» **Required work**:
In the records below, find each line that holds "name" and return it.

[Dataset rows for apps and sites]
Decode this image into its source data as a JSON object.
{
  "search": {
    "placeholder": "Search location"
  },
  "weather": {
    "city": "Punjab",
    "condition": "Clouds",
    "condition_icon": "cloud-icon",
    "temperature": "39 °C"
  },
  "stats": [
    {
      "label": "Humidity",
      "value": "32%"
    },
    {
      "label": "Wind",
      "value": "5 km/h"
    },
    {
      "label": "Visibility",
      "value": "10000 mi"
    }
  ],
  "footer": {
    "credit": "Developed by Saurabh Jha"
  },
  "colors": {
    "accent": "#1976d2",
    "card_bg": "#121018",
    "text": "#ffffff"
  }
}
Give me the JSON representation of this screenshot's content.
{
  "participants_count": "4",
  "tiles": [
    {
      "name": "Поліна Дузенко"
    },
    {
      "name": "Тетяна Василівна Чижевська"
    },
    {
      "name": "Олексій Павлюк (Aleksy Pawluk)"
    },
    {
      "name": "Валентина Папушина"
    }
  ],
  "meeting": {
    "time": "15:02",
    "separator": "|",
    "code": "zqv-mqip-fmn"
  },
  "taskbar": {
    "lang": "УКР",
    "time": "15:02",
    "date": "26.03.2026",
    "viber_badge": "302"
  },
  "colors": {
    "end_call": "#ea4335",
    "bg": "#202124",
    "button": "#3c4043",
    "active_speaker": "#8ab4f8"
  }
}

» **Finished task**:
      "name": "Поліна Дузенко"
      "name": "Тетяна Василівна Чижевська"
      "name": "Олексій Павлюк (Aleksy Pawluk)"
      "name": "Валентина Папушина"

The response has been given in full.